Pitch problems on vocal records especially drive me batty. I remember posting three different versions of a Jane Powell record trying to get the pitch right. The studio sped up her recordings drastically to make her sound brighter. (I believe they did the same thing with Kathryn Grayson.)

Thanks for not objecting to my tinkering!

Lee Hartsfeld said...

No, I appreciate it. Especially given how much better it sounds with that small change. I'm happy to outsource the 78 rpm speed problem!
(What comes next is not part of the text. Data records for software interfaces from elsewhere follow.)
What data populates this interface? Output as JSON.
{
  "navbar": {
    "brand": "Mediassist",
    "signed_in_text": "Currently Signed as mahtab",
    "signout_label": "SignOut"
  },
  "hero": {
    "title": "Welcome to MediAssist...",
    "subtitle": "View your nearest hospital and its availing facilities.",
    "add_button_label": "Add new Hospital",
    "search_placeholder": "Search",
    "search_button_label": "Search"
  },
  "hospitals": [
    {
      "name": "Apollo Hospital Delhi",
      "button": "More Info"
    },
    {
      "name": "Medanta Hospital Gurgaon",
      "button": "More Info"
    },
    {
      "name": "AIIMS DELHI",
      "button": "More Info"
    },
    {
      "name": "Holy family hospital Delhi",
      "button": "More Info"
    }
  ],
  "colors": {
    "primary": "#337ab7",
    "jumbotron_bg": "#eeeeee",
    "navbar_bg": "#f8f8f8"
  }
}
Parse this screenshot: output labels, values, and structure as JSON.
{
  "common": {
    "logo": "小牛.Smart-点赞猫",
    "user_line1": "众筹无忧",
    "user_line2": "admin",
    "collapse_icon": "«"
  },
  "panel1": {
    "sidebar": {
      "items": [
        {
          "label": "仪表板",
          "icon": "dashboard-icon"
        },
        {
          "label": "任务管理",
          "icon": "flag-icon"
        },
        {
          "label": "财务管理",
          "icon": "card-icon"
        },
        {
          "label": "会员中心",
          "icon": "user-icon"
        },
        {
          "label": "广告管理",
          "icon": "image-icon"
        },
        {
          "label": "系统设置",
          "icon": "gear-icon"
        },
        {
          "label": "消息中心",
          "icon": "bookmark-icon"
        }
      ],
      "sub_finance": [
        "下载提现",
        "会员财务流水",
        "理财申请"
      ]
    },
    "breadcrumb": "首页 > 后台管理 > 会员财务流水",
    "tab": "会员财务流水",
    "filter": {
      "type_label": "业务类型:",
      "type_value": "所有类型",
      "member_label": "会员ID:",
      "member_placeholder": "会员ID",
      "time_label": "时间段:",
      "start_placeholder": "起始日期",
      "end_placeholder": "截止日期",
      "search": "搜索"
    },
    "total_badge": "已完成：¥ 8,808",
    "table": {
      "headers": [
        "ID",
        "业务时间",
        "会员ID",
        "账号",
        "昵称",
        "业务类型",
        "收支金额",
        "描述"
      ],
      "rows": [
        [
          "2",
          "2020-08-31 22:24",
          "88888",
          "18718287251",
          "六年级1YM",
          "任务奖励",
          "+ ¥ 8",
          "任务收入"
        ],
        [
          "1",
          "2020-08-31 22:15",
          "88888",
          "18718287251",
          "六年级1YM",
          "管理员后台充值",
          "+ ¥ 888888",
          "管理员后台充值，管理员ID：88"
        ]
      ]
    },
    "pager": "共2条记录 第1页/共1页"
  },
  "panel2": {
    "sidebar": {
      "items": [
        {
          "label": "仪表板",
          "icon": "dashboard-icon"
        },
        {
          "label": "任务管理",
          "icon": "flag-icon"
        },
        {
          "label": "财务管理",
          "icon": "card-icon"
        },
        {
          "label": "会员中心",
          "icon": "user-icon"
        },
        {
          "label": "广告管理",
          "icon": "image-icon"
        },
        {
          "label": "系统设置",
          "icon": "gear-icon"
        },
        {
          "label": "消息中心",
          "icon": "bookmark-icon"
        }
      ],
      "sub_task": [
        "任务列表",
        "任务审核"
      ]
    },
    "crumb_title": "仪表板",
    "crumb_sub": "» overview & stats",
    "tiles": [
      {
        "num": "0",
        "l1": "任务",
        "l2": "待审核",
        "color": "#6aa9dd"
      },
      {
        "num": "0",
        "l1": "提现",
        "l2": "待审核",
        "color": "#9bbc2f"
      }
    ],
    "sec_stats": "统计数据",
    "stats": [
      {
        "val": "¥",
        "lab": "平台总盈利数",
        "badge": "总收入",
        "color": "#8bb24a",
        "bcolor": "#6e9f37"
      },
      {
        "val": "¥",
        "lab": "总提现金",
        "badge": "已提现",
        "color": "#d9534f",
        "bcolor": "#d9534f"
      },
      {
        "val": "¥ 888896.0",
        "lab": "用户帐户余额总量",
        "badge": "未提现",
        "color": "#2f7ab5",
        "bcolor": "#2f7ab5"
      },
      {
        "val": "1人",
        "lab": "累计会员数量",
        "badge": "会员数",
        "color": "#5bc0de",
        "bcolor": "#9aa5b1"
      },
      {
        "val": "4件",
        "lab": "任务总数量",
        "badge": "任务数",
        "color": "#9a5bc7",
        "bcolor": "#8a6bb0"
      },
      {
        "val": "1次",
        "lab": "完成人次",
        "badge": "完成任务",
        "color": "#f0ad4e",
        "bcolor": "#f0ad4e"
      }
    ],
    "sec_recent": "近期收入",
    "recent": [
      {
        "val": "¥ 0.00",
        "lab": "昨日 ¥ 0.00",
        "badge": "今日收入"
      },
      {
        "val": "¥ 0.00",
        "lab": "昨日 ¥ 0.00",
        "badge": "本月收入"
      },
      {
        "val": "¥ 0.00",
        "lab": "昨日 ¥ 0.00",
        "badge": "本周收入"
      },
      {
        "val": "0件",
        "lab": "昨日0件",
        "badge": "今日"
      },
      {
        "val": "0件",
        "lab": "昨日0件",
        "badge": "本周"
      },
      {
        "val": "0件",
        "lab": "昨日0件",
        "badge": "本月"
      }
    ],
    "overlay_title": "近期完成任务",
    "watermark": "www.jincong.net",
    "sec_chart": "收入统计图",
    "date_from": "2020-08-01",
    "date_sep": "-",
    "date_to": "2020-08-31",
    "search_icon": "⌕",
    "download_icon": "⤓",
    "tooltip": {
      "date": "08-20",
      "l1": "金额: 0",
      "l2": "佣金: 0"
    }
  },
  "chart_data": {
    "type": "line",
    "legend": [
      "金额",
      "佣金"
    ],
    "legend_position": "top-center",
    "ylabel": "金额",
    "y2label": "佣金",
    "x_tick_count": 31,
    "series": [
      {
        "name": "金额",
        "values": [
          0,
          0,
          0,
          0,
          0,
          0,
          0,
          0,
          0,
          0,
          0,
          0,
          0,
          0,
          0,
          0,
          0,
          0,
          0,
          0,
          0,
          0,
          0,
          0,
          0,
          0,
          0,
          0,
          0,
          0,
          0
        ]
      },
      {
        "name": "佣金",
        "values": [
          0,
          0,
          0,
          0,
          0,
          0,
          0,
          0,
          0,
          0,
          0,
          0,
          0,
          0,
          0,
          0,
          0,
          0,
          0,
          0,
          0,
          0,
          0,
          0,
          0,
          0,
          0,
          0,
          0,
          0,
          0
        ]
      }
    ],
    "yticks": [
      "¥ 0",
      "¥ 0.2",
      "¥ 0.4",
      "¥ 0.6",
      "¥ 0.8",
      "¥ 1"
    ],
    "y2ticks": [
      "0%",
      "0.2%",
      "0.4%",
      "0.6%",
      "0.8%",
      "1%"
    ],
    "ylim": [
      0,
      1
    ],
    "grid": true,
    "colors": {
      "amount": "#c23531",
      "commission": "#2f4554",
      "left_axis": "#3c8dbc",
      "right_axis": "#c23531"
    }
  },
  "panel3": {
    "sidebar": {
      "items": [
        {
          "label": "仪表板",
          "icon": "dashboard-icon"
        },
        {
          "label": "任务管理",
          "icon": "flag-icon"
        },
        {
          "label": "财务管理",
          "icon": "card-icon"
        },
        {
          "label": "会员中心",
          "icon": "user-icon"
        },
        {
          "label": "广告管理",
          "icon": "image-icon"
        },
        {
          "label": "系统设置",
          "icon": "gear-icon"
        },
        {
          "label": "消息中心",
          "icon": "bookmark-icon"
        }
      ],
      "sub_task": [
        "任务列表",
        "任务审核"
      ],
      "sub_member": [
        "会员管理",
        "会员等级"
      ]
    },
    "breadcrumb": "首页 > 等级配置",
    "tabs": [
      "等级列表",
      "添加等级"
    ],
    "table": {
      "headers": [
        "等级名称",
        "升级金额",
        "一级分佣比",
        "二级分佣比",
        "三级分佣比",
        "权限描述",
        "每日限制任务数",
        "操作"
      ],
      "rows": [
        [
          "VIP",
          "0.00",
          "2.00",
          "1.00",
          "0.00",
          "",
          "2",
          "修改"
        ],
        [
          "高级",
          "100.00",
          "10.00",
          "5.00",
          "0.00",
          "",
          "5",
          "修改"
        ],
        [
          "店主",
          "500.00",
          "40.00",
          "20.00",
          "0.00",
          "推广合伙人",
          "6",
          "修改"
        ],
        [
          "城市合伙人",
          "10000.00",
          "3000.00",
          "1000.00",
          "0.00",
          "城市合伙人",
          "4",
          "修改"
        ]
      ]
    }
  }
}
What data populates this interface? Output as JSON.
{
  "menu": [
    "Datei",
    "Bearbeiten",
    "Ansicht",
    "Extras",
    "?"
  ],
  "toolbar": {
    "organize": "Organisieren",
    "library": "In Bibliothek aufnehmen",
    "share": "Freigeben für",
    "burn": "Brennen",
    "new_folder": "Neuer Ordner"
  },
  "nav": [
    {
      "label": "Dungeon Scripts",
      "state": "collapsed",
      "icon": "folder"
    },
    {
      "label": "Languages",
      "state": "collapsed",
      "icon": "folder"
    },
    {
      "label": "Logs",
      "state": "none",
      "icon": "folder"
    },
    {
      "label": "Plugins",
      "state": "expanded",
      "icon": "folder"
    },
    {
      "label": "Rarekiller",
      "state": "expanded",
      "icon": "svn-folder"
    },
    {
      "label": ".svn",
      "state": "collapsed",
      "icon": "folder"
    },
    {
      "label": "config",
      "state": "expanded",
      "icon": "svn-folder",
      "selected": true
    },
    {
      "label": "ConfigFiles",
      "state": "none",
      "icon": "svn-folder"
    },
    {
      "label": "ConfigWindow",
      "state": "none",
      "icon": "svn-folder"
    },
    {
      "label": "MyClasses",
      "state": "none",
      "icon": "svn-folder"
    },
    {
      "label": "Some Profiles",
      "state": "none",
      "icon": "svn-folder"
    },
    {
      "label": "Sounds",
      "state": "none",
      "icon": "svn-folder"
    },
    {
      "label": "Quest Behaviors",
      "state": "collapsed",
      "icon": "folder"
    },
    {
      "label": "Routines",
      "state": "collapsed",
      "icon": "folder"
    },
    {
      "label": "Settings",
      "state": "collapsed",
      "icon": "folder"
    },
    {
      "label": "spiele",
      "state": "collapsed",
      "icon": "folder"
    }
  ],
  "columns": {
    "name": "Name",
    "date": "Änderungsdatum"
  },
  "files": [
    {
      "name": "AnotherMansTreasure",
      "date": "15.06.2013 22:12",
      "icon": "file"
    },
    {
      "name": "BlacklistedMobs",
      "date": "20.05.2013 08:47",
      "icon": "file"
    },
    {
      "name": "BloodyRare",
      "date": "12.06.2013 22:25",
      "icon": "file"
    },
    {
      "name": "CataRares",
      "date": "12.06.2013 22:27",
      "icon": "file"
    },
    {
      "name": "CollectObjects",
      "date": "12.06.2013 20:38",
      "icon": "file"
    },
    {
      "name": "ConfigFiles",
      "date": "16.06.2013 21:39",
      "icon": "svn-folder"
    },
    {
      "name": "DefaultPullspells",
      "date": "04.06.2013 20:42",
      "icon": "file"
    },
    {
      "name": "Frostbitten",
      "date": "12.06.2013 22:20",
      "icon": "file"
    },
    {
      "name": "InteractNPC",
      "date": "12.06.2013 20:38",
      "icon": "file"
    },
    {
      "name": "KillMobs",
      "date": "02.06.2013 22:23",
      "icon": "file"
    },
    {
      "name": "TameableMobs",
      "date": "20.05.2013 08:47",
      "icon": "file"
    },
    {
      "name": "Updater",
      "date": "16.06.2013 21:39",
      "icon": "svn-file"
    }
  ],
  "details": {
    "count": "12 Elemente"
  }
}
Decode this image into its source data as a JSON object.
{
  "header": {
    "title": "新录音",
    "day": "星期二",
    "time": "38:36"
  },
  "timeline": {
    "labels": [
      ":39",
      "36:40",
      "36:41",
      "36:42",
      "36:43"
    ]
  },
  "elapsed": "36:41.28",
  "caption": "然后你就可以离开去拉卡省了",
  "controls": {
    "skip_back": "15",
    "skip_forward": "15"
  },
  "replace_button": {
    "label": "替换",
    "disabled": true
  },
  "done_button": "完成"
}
By the way, I found that a slight reduction in the low freqs on these sides opened up the sound incredibly. My pre-treated file sounded pinched, and I knew that upping the treble wouldn't help, so I did the opposite. And it worked! I think it's the fault of all those Boomer-era stereo shops--our modern love affair with bass, I mean. I'll never forget the hilarious scene near OSU campus of a young couple listening to a clerk explaining a set-up in great detail--"blah blah blah percent harmonic distortion, etc."--as they listened quietly. Then came the part that mattered--cranking it up!! BOOM BOOM BOOM. The couple smiled, because they knew they were buying the best speakers in town. Because BOOM BOOM BOOM.

"Can I get a job at your shop?" "Does your wrist turn to the right?" "Um... yeah." "Okay, you can start tomorrow."

Buster said...

Lee - Thanks for your gracious response to my contribution! By the way, I believe most vinyl/shellac records suffer from rumble to a greater or lesser degree. A rumble filter sometimes does wonders in clarifying the sound, in my experience.

Lee Hartsfeld said...

Yes, rumble is a royal pain, especially on 1920s Columbias, I guess since they were so thick. Uneven surfaces will produce rumble, of course, so you'd think the thicker 78s would be less subject to warping over time, but what do I know? I was just listening to a Whiteman CD on (I think) Naxos, and the rumble was bad.

Lee Hartsfeld said...

Oh, and of course uneven playing surfaces aren't the sole cause of rumble. Much of it was in the recording process itself, I'm sure.

Buster said...

The sonic horrors that can be found on commercial transfers always amaze me.